Uniting to a dispassionate mind, a warm heart; and to a clear discernment of truth, an inflexible adherence to its distinguish ing principles, Mr. Willard shone as a controversial writer. As became one set for the defence of the gospel, he vigorously opposed the errors of the time, however imposing and triumphant the attitude they assumed. With equal energy and skill, he wielded the sword of the Spirit, to the confusion of gainsayers, and sometimes to their conviction, as well as to the establish ment and comfort of the friends of truth.
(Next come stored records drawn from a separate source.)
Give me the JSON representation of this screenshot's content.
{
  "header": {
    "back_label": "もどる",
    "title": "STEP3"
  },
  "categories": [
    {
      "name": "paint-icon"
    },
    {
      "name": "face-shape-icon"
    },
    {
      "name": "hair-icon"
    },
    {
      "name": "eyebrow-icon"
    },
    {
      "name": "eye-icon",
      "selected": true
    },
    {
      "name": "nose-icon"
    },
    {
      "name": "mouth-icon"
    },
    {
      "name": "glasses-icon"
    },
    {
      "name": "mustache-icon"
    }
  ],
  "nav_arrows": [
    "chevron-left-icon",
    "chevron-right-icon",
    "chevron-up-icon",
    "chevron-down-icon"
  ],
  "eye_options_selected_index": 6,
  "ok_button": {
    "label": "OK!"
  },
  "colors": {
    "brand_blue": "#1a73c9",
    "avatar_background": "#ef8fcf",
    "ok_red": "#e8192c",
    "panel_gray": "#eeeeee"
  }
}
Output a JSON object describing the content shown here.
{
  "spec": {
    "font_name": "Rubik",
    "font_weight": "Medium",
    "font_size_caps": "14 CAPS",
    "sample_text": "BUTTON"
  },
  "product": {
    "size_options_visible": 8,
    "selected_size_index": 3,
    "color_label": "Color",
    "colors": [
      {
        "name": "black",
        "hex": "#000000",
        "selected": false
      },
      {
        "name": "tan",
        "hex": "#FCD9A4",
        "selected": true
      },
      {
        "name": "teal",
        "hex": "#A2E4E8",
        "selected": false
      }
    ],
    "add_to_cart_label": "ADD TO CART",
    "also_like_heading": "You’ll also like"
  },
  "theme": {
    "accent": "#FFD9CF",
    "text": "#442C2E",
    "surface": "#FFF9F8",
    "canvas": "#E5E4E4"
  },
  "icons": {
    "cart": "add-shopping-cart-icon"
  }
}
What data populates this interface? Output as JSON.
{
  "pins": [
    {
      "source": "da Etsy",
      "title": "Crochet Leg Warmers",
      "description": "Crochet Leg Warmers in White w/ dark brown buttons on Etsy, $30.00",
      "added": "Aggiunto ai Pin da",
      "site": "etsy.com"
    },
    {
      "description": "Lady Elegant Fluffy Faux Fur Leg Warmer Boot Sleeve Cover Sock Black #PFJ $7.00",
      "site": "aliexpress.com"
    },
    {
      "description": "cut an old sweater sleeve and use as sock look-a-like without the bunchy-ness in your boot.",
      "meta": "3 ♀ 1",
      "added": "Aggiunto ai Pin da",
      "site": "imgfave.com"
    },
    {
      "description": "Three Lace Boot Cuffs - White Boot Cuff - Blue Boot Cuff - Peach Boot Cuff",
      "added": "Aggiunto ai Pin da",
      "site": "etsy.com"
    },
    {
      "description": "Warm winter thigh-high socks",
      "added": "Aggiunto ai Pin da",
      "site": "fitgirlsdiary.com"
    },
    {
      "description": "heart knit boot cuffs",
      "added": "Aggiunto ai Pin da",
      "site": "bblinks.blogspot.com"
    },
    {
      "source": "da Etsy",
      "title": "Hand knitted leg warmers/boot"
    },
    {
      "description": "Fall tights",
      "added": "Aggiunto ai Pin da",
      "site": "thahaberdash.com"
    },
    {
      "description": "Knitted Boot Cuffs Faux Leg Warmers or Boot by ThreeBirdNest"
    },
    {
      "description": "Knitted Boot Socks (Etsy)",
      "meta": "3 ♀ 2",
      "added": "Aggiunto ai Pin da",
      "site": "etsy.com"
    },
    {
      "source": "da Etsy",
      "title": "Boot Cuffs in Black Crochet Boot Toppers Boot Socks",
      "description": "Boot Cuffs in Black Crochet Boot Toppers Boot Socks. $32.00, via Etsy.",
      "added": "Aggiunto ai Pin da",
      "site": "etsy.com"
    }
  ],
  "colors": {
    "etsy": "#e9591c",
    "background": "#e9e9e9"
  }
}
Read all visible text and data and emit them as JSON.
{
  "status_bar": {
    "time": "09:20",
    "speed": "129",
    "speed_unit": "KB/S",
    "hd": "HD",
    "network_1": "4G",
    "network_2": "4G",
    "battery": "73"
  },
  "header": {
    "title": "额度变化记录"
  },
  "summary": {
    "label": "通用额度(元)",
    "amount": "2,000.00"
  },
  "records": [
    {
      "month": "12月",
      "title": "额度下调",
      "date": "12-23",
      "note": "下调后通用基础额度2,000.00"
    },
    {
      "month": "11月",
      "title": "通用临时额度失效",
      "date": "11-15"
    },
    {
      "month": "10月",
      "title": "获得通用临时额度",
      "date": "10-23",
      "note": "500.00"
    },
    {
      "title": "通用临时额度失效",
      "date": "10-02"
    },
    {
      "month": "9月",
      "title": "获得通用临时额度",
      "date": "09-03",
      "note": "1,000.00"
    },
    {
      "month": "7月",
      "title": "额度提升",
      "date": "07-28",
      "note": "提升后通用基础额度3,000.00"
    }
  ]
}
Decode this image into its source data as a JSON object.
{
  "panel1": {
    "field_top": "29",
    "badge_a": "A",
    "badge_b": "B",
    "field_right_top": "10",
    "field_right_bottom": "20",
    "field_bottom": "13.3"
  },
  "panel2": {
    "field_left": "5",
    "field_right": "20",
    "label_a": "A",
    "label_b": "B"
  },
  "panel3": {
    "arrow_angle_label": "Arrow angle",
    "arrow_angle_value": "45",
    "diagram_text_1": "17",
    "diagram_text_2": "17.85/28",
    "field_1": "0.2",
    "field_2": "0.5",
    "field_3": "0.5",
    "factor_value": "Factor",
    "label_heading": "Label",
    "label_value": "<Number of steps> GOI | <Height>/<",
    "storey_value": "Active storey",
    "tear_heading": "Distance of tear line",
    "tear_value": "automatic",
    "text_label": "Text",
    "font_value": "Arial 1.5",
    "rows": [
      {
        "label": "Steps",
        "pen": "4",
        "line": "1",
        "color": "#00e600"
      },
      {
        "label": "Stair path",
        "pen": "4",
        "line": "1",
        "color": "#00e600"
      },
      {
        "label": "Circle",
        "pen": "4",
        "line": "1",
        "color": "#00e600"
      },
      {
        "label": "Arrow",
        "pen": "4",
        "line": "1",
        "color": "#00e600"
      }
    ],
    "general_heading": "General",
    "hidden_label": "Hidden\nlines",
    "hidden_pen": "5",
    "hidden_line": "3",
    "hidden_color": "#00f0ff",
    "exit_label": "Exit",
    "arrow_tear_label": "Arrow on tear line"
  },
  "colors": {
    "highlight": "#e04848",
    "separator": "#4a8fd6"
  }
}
Nor was he more eminent in gifts than in grace. All his talents, all his acquisitions in science, were piously devoted to the glory of God, and the best interests of man. All the pure, humble and lovely virtues of Christianity dwelt in his bosom, and shone forth in his life. His soul was evidently moulded into the temper of the gospel. It was a temple, consecrated to the worship of the living God, and to the residence of the Holy Spirit.
Under the influence of this divine Spirit, he was early brought to the knowledge of himself, as an apostate creature ; depraved, guilty and helpless. He was likewise led into believing views of the glory and grace of Emmanuel, as the only hope of a sinner; the Author and Finisher of salvation. Henceforward, sin was his great burden and grief. Nor did he ever cease to lament his inward corruption, nor to sigh after deliverance from it, to the latest hour of life. Meditation on divine things was his habitual employment and delight. What fervour and enlargement he attained in this holy and instructive exercise, may be learned from those excellent sacramental meditations which were published after his death, and which are thought to have been written for his own particular use. His daily walk was that of one who felt a lively impression of invisible and eterhal realities. When speaking or hearing of the wonders of divine grace in redemption, he was not unfrequently transported with admiration, gratitude and love. In contemplation of the glorious